**What you will do:** If a line in the entries below includes "label", pick it out and copy it.

....

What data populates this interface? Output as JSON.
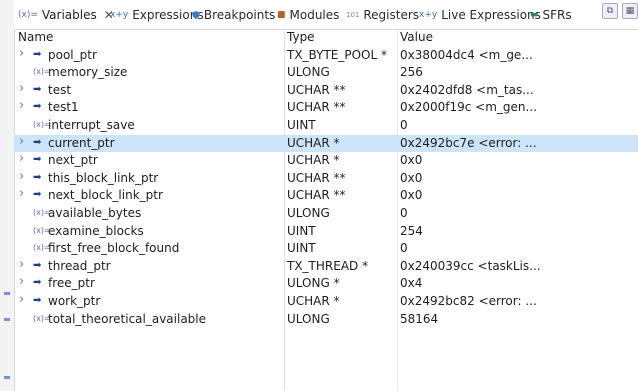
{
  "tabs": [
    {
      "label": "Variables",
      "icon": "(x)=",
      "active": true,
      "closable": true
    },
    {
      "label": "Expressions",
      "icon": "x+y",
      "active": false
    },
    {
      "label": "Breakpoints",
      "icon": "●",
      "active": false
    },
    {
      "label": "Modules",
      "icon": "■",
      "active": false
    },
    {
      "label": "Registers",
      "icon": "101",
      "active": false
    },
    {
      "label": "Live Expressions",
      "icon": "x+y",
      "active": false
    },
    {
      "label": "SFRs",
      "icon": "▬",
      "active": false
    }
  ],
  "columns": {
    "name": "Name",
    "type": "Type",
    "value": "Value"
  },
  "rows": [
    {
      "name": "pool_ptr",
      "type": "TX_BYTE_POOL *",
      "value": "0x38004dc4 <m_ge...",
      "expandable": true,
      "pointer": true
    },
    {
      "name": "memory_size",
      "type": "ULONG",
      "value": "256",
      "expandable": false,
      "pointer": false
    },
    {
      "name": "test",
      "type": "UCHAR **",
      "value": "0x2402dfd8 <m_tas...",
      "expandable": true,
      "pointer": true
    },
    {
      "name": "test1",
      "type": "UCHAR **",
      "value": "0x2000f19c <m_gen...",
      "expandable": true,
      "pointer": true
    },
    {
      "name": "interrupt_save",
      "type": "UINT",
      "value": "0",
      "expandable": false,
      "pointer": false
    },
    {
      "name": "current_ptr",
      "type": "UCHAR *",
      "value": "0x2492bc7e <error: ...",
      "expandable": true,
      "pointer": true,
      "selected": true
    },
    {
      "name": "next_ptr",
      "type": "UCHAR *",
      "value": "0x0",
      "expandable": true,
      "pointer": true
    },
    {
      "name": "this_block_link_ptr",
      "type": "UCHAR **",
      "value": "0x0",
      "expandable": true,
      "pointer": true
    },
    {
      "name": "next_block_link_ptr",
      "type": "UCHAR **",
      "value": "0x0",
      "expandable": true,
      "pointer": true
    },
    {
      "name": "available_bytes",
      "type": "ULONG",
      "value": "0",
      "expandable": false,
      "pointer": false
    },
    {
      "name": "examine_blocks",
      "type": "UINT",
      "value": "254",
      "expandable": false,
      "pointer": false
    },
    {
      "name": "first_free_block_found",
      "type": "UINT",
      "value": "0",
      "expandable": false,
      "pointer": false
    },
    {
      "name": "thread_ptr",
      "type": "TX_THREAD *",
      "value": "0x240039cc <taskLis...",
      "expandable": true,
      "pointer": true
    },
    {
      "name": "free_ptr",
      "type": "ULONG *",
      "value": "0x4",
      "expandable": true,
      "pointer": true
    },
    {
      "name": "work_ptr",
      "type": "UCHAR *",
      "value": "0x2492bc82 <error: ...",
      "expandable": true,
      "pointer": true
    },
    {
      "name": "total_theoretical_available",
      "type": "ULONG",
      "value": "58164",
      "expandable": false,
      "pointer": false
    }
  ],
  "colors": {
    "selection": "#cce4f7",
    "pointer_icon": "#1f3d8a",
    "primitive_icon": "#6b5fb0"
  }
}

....

**Answer area:**
      "label": "Variables",
      "label": "Expressions",
      "label": "Breakpoints",
      "label": "Modules",
      "label": "Registers",
      "label": "Live Expressions",
      "label": "SFRs",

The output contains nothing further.